In reading McLaren’s response, I was however slightly bemused that McLaren went after Dr. Piper’s theological position, which differs from his own, with the argument that it is sometimes hard to draw absolutes, “black and whites” as it were, from the Bible. Here is what McLaren says to John Piper’s response in an opening paragraph (emphasis mine):

“This response will no doubt be deeply satisfying for many people of a certain theological bent, those who want simple answers to go along with their aid and empathy. This clean and clear theodicy, an explanation for how evil and suffering can exist, resonates well with the old saying, “The Bible says it, I believe it, and that settles it.

But as I’ve suggested elsewhere, for all its air of confident piety, that axiom is more than a little misleading. I think the underlying meaning of the saying could be more accurately rendered like this: “The Bible says something which I interpret in a certain way, and I believe that interpretation, and that settles it!” Yes, acknowledging the complexities of the interpretive process has a way of reducing the simplicity of one’s answers. But in the interest of truth and honesty, we often have to let black-and-white, open-and-shut simplicity at least temporarily dissolve into the grays of complexity and even the darkness of perplexity.”

The ironic twist as that towards the end of McLaren’s piece, he then turns to Scripture, and the “jagged history of our planet”, himself to argue his black and white position. He makes statements about who God is, what He is like, what His purpose is for us:

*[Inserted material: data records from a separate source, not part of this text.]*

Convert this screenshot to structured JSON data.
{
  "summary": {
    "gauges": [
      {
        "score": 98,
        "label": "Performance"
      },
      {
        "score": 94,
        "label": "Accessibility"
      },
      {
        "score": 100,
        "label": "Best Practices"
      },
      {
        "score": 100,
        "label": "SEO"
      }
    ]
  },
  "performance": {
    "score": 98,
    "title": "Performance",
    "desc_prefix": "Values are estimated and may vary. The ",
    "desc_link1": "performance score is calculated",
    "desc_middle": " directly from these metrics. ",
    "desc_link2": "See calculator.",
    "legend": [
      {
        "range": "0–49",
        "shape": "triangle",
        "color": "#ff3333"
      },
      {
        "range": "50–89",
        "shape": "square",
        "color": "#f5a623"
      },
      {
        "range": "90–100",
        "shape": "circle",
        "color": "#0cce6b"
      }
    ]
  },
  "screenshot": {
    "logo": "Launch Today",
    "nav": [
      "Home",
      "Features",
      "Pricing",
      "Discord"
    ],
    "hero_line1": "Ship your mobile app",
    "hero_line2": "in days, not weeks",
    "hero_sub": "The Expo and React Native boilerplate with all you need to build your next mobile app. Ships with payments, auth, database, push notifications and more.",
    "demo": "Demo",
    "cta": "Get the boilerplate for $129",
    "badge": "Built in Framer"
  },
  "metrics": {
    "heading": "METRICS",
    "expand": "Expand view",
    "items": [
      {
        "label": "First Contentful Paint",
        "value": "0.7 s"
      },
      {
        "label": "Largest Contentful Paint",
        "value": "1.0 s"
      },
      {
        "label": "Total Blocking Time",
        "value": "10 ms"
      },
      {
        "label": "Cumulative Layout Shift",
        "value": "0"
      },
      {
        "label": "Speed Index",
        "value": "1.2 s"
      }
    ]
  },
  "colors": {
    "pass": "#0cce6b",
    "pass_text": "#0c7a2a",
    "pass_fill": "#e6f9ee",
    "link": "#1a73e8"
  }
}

“To me, as I reflect on the Scriptures and on the jagged history of our planet, it is better to say that God’s sovereignty is not totalitarian. God isn’t the kind of king interested in absolute control. God wouldn’t create that kind of relationship with the universe because God isn’t that kind of God. Instead, God creates space and time for a universe to be, to become, to unfold in its own story, its own evolution. God’s kingship is God’s absolute commitment to be with us, whatever happens, always working to bring good from evil, healing from suffering, reconciliation from conflict, and hope from despair. This is the God I see imaged in Jesus, born as a vulnerable baby, growing as a vulnerable boy, living as an unarmed man with courage and kindness. This is the God imaged as a king who washes the feet of his subjects, a king whose power is revealed not by killing and conquering but by suffering and dying . . . and rising again.”

I appreciate that theology can be hard, and I can support robust discussion between differing scholars as we seek to understand God through the Bible and the work of Jesus. No one person or stream holds a monopoly on the truth, although there may be more truthfulness found in some than in others.

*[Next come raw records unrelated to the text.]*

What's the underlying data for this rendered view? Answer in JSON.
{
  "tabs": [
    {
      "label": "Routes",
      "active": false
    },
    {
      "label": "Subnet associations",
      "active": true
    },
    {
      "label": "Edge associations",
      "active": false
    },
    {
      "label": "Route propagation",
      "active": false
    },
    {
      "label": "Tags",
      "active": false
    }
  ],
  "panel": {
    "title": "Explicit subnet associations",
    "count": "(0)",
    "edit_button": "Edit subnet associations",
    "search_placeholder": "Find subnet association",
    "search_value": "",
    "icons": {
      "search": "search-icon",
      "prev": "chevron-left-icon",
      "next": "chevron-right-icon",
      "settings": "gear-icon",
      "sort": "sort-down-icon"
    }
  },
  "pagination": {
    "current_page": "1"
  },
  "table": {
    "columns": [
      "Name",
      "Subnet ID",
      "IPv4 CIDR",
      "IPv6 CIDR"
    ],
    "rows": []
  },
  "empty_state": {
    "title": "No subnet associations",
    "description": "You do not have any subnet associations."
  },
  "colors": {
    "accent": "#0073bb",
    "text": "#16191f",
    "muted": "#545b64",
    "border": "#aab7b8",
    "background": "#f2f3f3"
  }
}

In the process of our continuing theological discussions, surely it would be wise to employ ground rules and acknowledge common points of reference? The first of these could perhaps be the words of Jesus in Matthew 7:12.

Tough theological positions differing from our own that others hold, palatable or otherwise, need to be critiqued in the same manner with which we would want our own to be examined. At the end of the day we have a responsibility before God to continually pursue truth ourselves (Philippians 2:12), not for personal goals but as a continuing testament to the glory of God.

Whilst browsing I came across this video from the 2010 Desiring God pastors conference.

John Piper, to whom I owe much, explaining the heart of C.S. Lewis and the impact Lewis had on his life. Fascinating viewing. It unpacked for me many things that I had felt about Lewis but could not put my finger on.